[Data for processing]:
+ + + +
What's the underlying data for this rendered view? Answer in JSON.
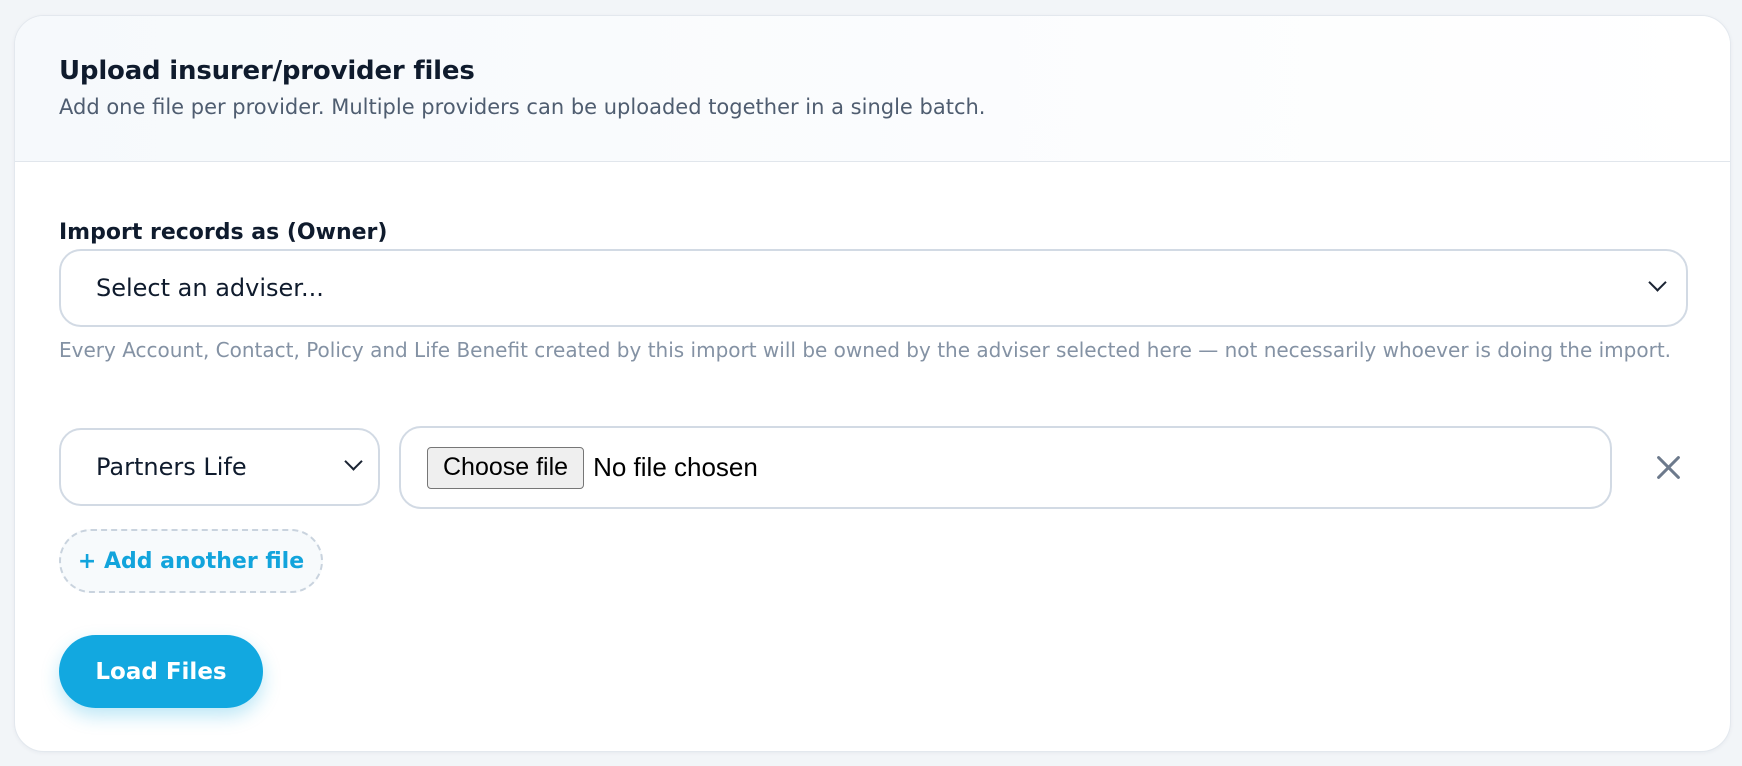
{
  "header": {
    "title": "Upload insurer/provider files",
    "subtitle": "Add one file per provider. Multiple providers can be uploaded together in a single batch."
  },
  "owner": {
    "label": "Import records as (Owner)",
    "select_value": "Select an adviser...",
    "helper_text": "Every Account, Contact, Policy and Life Benefit created by this import will be owned by the adviser selected here — not necessarily whoever is doing the import."
  },
  "file_rows": [
    {
      "provider": "Partners Life",
      "choose_label": "Choose file",
      "file_status": "No file chosen"
    }
  ],
  "actions": {
    "add_file_label": "+ Add another file",
    "load_label": "Load Files"
  },
  "icons": {
    "select_arrow": "chevron-down-icon",
    "remove": "close-icon"
  },
  "colors": {
    "accent": "#12a8e0",
    "link": "#12a4dc"
  }
}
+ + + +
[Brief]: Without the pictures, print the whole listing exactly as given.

[Solution for this problem]:
What's the underlying data for this rendered view? Answer in JSON.
{
  "header": {
    "title": "Upload insurer/provider files",
    "subtitle": "Add one file per provider. Multiple providers can be uploaded together in a single batch."
  },
  "owner": {
    "label": "Import records as (Owner)",
    "select_value": "Select an adviser...",
    "helper_text": "Every Account, Contact, Policy and Life Benefit created by this import will be owned by the adviser selected here — not necessarily whoever is doing the import."
  },
  "file_rows": [
    {
      "provider": "Partners Life",
      "choose_label": "Choose file",
      "file_status": "No file chosen"
    }
  ],
  "actions": {
    "add_file_label": "+ Add another file",
    "load_label": "Load Files"
  },
  "icons": {
    "select_arrow": "chevron-down-icon",
    "remove": "close-icon"
  },
  "colors": {
    "accent": "#12a8e0",
    "link": "#12a4dc"
  }
}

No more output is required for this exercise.